When I got to jr. high we no longer rode the bus; rather we walked. We walked! I don't know a single kid whose parents drove them to school. It was simply unheard of. I can't imagine the mortification of having your parent pull up in front of the school and letting you out in front of all your classmates. Rather, we walked out our front doors, met our best friends somewhere along the route, and continued on to school. After school was the same. There was no clogged carpool lane, but rather front doors bursting open to a wave of all of us being released for 18 hours til we'd all show up, and do it all over again. Homework not necessarily done, but all of us ready to be together for another day.

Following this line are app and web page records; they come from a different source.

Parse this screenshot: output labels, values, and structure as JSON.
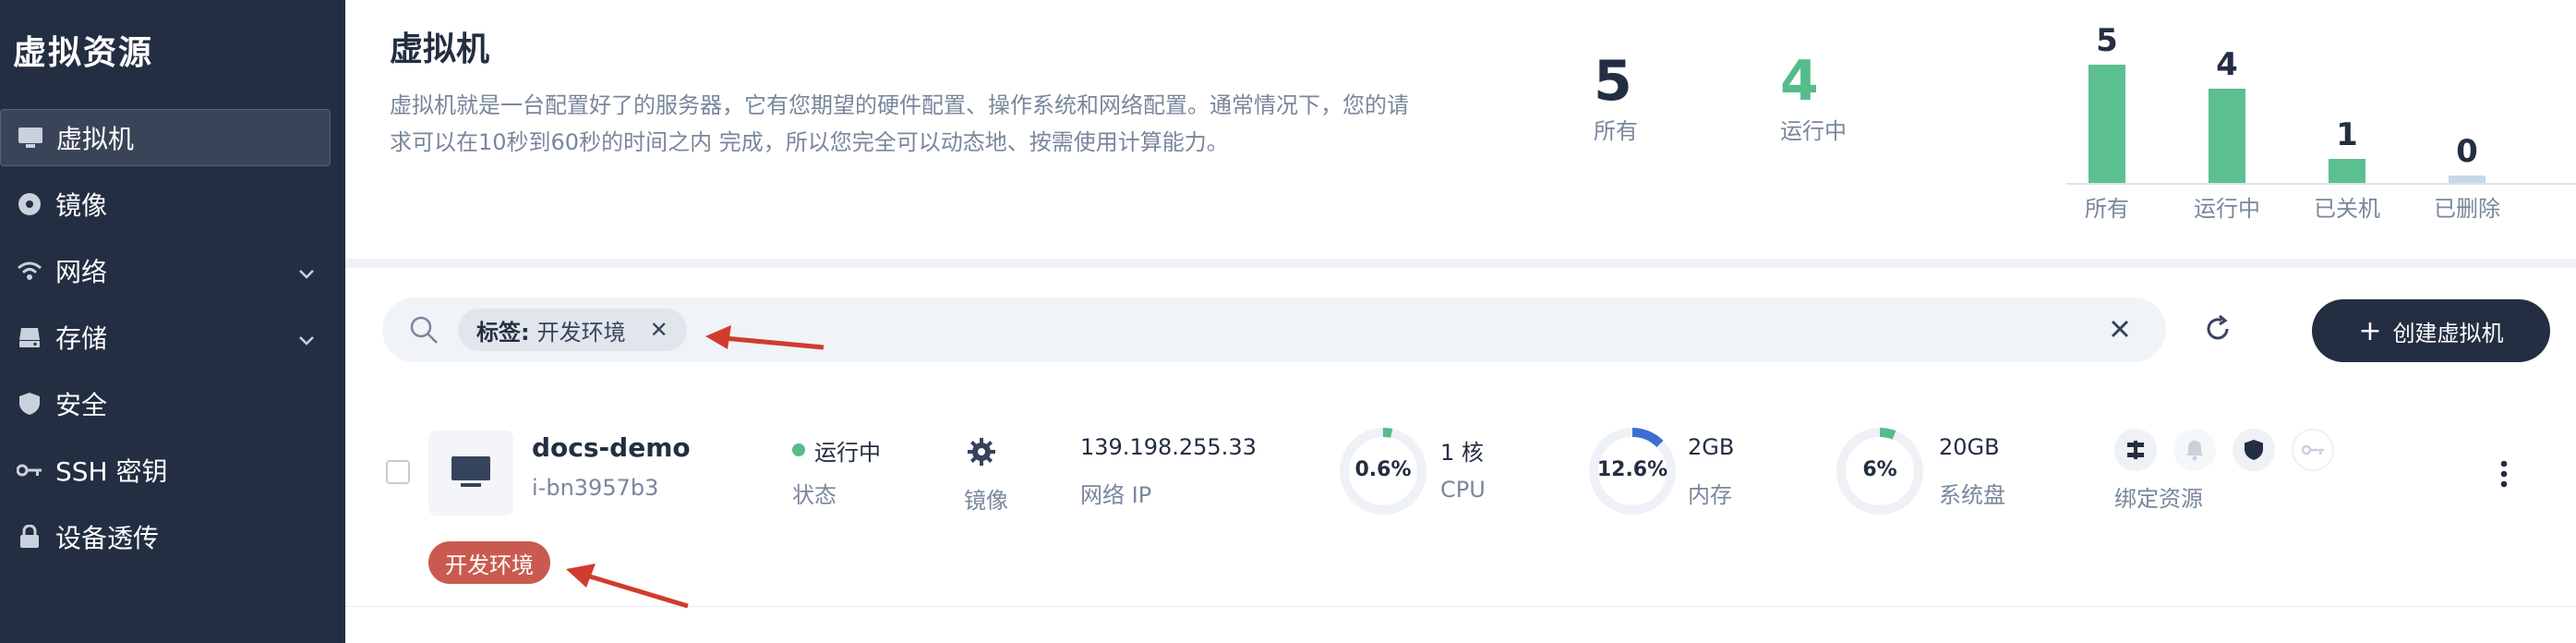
{
  "sidebar": {
    "title": "虚拟资源",
    "items": [
      {
        "label": "虚拟机",
        "icon": "monitor-icon",
        "active": true
      },
      {
        "label": "镜像",
        "icon": "disc-icon"
      },
      {
        "label": "网络",
        "icon": "wifi-icon",
        "expandable": true
      },
      {
        "label": "存储",
        "icon": "hard-drive-icon",
        "expandable": true
      },
      {
        "label": "安全",
        "icon": "shield-icon"
      },
      {
        "label": "SSH 密钥",
        "icon": "key-icon"
      },
      {
        "label": "设备透传",
        "icon": "lock-icon"
      }
    ]
  },
  "header": {
    "title": "虚拟机",
    "description": "虚拟机就是一台配置好了的服务器，它有您期望的硬件配置、操作系统和网络配置。通常情况下，您的请求可以在10秒到60秒的时间之内 完成，所以您完全可以动态地、按需使用计算能力。"
  },
  "stats": {
    "all": {
      "value": "5",
      "label": "所有"
    },
    "running": {
      "value": "4",
      "label": "运行中"
    }
  },
  "chart_data": {
    "type": "bar",
    "categories": [
      "所有",
      "运行中",
      "已关机",
      "已删除"
    ],
    "values": [
      5,
      4,
      1,
      0
    ],
    "colors": [
      "#5cbf8f",
      "#5cbf8f",
      "#5cbf8f",
      "#c7d7e6"
    ]
  },
  "toolbar": {
    "filter_tag_key": "标签:",
    "filter_tag_value": "开发环境",
    "create_label": "创建虚拟机"
  },
  "vm": {
    "name": "docs-demo",
    "id": "i-bn3957b3",
    "status": "运行中",
    "status_label": "状态",
    "image_label": "镜像",
    "ip": "139.198.255.33",
    "ip_label": "网络 IP",
    "cpu": {
      "usage": "0.6%",
      "fraction": 0.006,
      "value": "1 核",
      "label": "CPU"
    },
    "memory": {
      "usage": "12.6%",
      "fraction": 0.126,
      "value": "2GB",
      "label": "内存"
    },
    "disk": {
      "usage": "6%",
      "fraction": 0.06,
      "value": "20GB",
      "label": "系统盘"
    },
    "bind_label": "绑定资源",
    "tag": "开发环境"
  },
  "colors": {
    "accent": "#55bc8a",
    "dark": "#242e42",
    "tag_red": "#ca5a50",
    "memory_blue": "#3a6fd1",
    "annotation_arrow": "#d13b2e"
  }
}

I loved the rhythm of the days school brought on. When anything else in life might feel amiss, being in school with the bell ringing every 45 minutes to tell me it was time to move somewhere else, there was a big sense of security in that.
Sometimes, if anyone had any money, we'd all walk to the local Burger King, where we'd sip ice cold cokes and eat fries or slurp milkshakes, not caring at all about the calories. We'd make messes and be loud and annoying to anyone else who happened to be there. It was absolutely the best time for flirting! A boy I'd only exchanged glances with, I could now sit a few spaces away from, and we could listen to each other talk to others. And if the relationship had progressed to the point where someone had been given someone else's ring, we'd proudly sport it on our hand, wrapped in yarn so it wouldn't fall off, and we'd snuggle up together in a booth for just a little while. No parents or teachers looking on.
I still remember, in 9th grade, when our entire class body descended on this particular restaurant and stole napkins, a handful at a time, to decorate a float for some parade. White napkins sticking out of chicken wire - I don't even recall what the float looked like, but I do remember pilfering the napkins. God bless the owner of that place for not bolting the door when he saw us all coming his way. The restaurant is still standing and operating, and every time I go back home, and pass by, I mentally apologize to him. But such sweet memories of that place.
So we're nothing about routine right now. We are selling furniture all around us, eating at crazy hours, watching Olympics til midnight and falling into bed exhausted. It's going to be a good month before anything in our life looks routine, but in just another week or so, while we're still in this house, the yellow school bus will pull up two doors down, the kids in jr. high or younger will climb up the steps, and I'll have fun remembering back to those days of 64 crayons, new tennis shoes, homework, cute boys and building sloppy floats out of pilfered napkins.